→ **TASK TO COMPLETE**
Look through the entries below and report how many lines hold the string "false". Only the number is wanted.

Stored dataset items
####################

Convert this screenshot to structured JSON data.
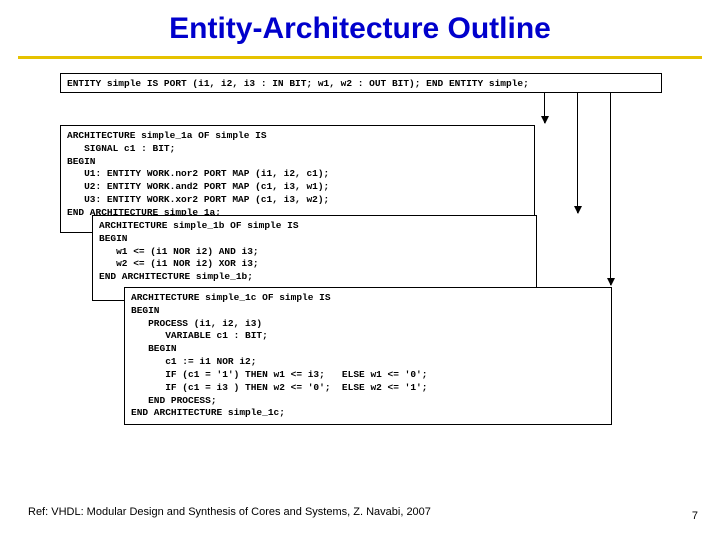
{
  "title": "Entity-Architecture Outline",
  "entity_code": "ENTITY simple IS PORT (i1, i2, i3 : IN BIT; w1, w2 : OUT BIT); END ENTITY simple;",
  "arch_a": "ARCHITECTURE simple_1a OF simple IS\n   SIGNAL c1 : BIT;\nBEGIN\n   U1: ENTITY WORK.nor2 PORT MAP (i1, i2, c1);\n   U2: ENTITY WORK.and2 PORT MAP (c1, i3, w1);\n   U3: ENTITY WORK.xor2 PORT MAP (c1, i3, w2);\nEND ARCHITECTURE simple_1a;",
  "arch_b": "ARCHITECTURE simple_1b OF simple IS\nBEGIN\n   w1 <= (i1 NOR i2) AND i3;\n   w2 <= (i1 NOR i2) XOR i3;\nEND ARCHITECTURE simple_1b;",
  "arch_c": "ARCHITECTURE simple_1c OF simple IS\nBEGIN\n   PROCESS (i1, i2, i3)\n      VARIABLE c1 : BIT;\n   BEGIN\n      c1 := i1 NOR i2;\n      IF (c1 = '1') THEN w1 <= i3;   ELSE w1 <= '0';\n      IF (c1 = i3 ) THEN w2 <= '0';  ELSE w2 <= '1';\n   END PROCESS;\nEND ARCHITECTURE simple_1c;",
  "reference": "Ref: VHDL: Modular Design and Synthesis of Cores and Systems, Z. Navabi, 2007",
  "page_number": "7"
}
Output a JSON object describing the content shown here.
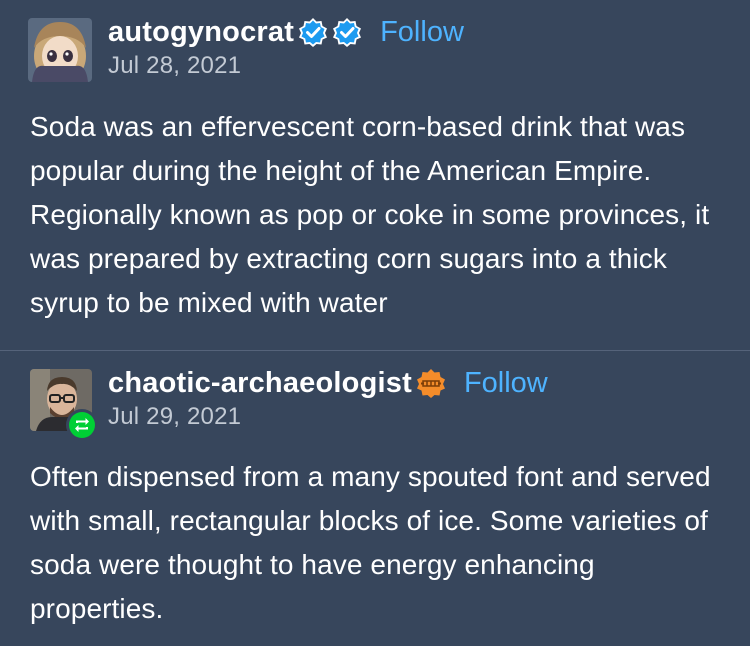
{
  "posts": [
    {
      "username": "autogynocrat",
      "date": "Jul 28, 2021",
      "follow_label": "Follow",
      "badges": [
        "verified-check-icon",
        "verified-check-icon"
      ],
      "text": "Soda was an effervescent corn-based drink that was popular during the height of the American Empire. Regionally known as pop or coke in some provinces, it was prepared by extracting corn sugars into a thick syrup to be mixed with water"
    },
    {
      "username": "chaotic-archaeologist",
      "date": "Jul 29, 2021",
      "follow_label": "Follow",
      "badges": [
        "orange-badge-icon"
      ],
      "reblog_icon": "reblog-icon",
      "text": "Often dispensed from a many spouted font and served with small, rectangular blocks of ice. Some varieties of soda were thought to have energy enhancing properties."
    }
  ],
  "colors": {
    "background": "#37465c",
    "link": "#4eb3ff",
    "verified": "#1d9bf0",
    "orange_badge": "#f48c2a",
    "reblog": "#00cf35"
  }
}
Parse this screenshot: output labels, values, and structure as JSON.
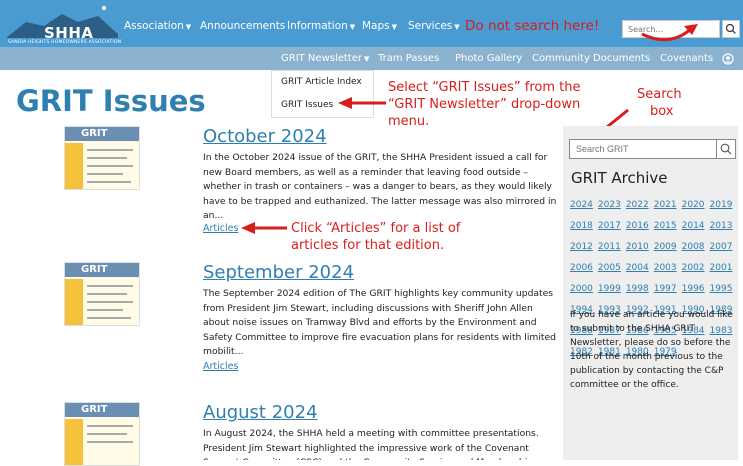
{
  "header": {
    "logo_name": "SHHA",
    "logo_sub": "SANDIA HEIGHTS HOMEOWNERS ASSOCIATION",
    "nav": [
      {
        "label": "Association",
        "caret": true
      },
      {
        "label": "Announcements",
        "caret": false
      },
      {
        "label": "Information",
        "caret": true
      },
      {
        "label": "Maps",
        "caret": true
      },
      {
        "label": "Services",
        "caret": true
      }
    ],
    "search_placeholder": "Search...",
    "subnav": [
      {
        "label": "GRIT Newsletter",
        "caret": true
      },
      {
        "label": "Tram Passes"
      },
      {
        "label": "Photo Gallery"
      },
      {
        "label": "Community Documents"
      },
      {
        "label": "Covenants"
      }
    ],
    "dropdown": [
      "GRIT Article Index",
      "GRIT Issues"
    ]
  },
  "annotations": {
    "do_not_search": "Do not search here!",
    "select_issues_1": "Select “GRIT Issues” from the",
    "select_issues_2": "“GRIT Newsletter” drop-down",
    "select_issues_3": "menu.",
    "search_box_1": "Search",
    "search_box_2": "box",
    "click_articles_1": "Click “Articles” for a list of",
    "click_articles_2": "articles for that edition."
  },
  "page_title": "GRIT Issues",
  "articles": [
    {
      "title": "October 2024",
      "body": "In the October 2024 issue of the GRIT, the SHHA President issued a call for new Board members, as well as a reminder that leaving food outside – whether in trash or containers – was a danger to bears, as they would likely have to be trapped and euthanized. The latter message was also mirrored in an...",
      "link": "Articles"
    },
    {
      "title": "September 2024",
      "body": "The September 2024 edition of The GRIT highlights key community updates from President Jim Stewart, including discussions with Sheriff John Allen about noise issues on Tramway Blvd and efforts by the Environment and Safety Committee to improve fire evacuation plans for residents with limited mobilit...",
      "link": "Articles"
    },
    {
      "title": "August 2024",
      "body": "In August 2024, the SHHA held a meeting with committee presentations. President Jim Stewart highlighted the impressive work of the Covenant Support Committee (CSC) and the Community Service and Membership",
      "link": ""
    }
  ],
  "thumb_label": "GRIT",
  "sidebar": {
    "search_placeholder": "Search GRIT",
    "archive_title": "GRIT Archive",
    "years": [
      "2024",
      "2023",
      "2022",
      "2021",
      "2020",
      "2019",
      "2018",
      "2017",
      "2016",
      "2015",
      "2014",
      "2013",
      "2012",
      "2011",
      "2010",
      "2009",
      "2008",
      "2007",
      "2006",
      "2005",
      "2004",
      "2003",
      "2002",
      "2001",
      "2000",
      "1999",
      "1998",
      "1997",
      "1996",
      "1995",
      "1994",
      "1993",
      "1992",
      "1991",
      "1990",
      "1989",
      "1988",
      "1987",
      "1986",
      "1985",
      "1984",
      "1983",
      "1982",
      "1981",
      "1980",
      "1979"
    ],
    "info_text": "If you have an article you would like to submit to the SHHA GRIT Newsletter, please do so before the 10th of the month previous to the publication by contacting the C&P committee or the office."
  },
  "colors": {
    "nav_blue": "#4a9bd2",
    "title_blue": "#2f7fb0",
    "annotation_red": "#d81d1d"
  }
}
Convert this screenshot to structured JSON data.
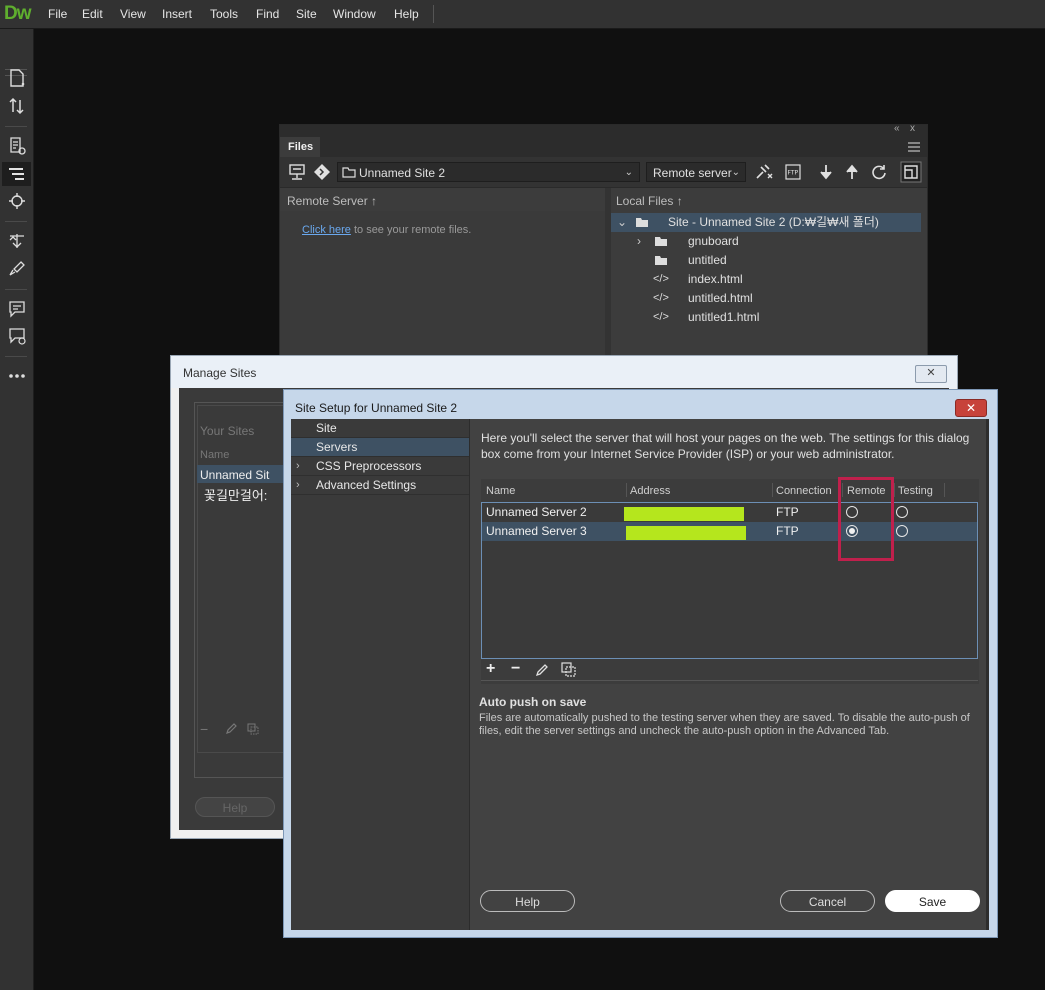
{
  "app": {
    "logo": "Dw"
  },
  "menu": [
    "File",
    "Edit",
    "View",
    "Insert",
    "Tools",
    "Find",
    "Site",
    "Window",
    "Help"
  ],
  "files_panel": {
    "tab": "Files",
    "site_dropdown": "Unnamed Site 2",
    "view_dropdown": "Remote server",
    "remote_header": "Remote Server",
    "local_header": "Local Files",
    "remote_link": "Click here",
    "remote_text": " to see your remote files.",
    "tree": [
      {
        "label": "Site - Unnamed Site 2 (D:₩길₩새 폴더)",
        "icon": "folder-icon",
        "expand": "⌄",
        "selected": true
      },
      {
        "label": "gnuboard",
        "icon": "folder-icon",
        "expand": "›"
      },
      {
        "label": "untitled",
        "icon": "folder-icon",
        "expand": ""
      },
      {
        "label": "index.html",
        "icon": "code-file-icon",
        "expand": ""
      },
      {
        "label": "untitled.html",
        "icon": "code-file-icon",
        "expand": ""
      },
      {
        "label": "untitled1.html",
        "icon": "code-file-icon",
        "expand": ""
      }
    ]
  },
  "manage_sites": {
    "title": "Manage Sites",
    "close": "✕",
    "your_sites": "Your Sites",
    "name_header": "Name",
    "sites": [
      "Unnamed Sit",
      "꽃길만걸어:"
    ],
    "help": "Help"
  },
  "site_setup": {
    "title": "Site Setup for Unnamed Site 2",
    "close": "✕",
    "nav": [
      {
        "label": "Site",
        "chevron": ""
      },
      {
        "label": "Servers",
        "chevron": "",
        "active": true
      },
      {
        "label": "CSS Preprocessors",
        "chevron": "›"
      },
      {
        "label": "Advanced Settings",
        "chevron": "›"
      }
    ],
    "description": "Here you'll select the server that will host your pages on the web. The settings for this dialog box come from your Internet Service Provider (ISP) or your web administrator.",
    "columns": [
      "Name",
      "Address",
      "Connection",
      "Remote",
      "Testing"
    ],
    "servers": [
      {
        "name": "Unnamed Server 2",
        "connection": "FTP",
        "remote": false,
        "testing": false
      },
      {
        "name": "Unnamed Server 3",
        "connection": "FTP",
        "remote": true,
        "testing": false,
        "selected": true
      }
    ],
    "tools": [
      "+",
      "−"
    ],
    "autopush_title": "Auto push on save",
    "autopush_text": "Files are automatically pushed to the testing server when they are saved. To disable the auto-push of files, edit the server settings and uncheck the auto-push option in the Advanced Tab.",
    "buttons": {
      "help": "Help",
      "cancel": "Cancel",
      "save": "Save"
    }
  },
  "colors": {
    "highlight": "#b5e61d",
    "annotation": "#c0204c",
    "selection": "#3e5163",
    "accent": "#5fae2e"
  }
}
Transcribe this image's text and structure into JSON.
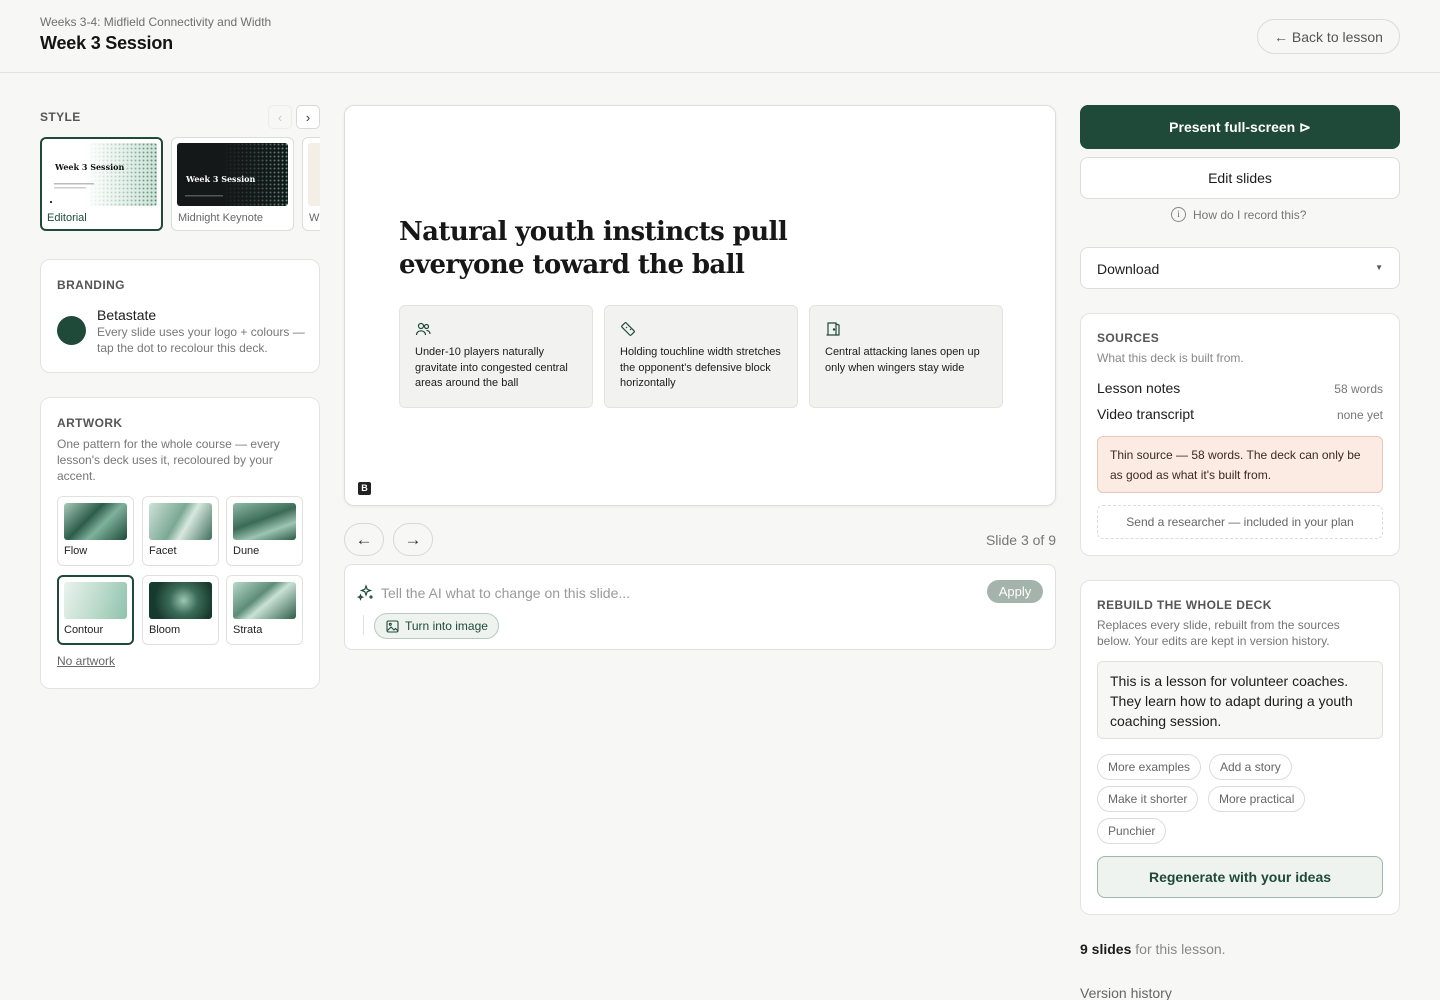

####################

→ **WRITTEN RESPONSE**
4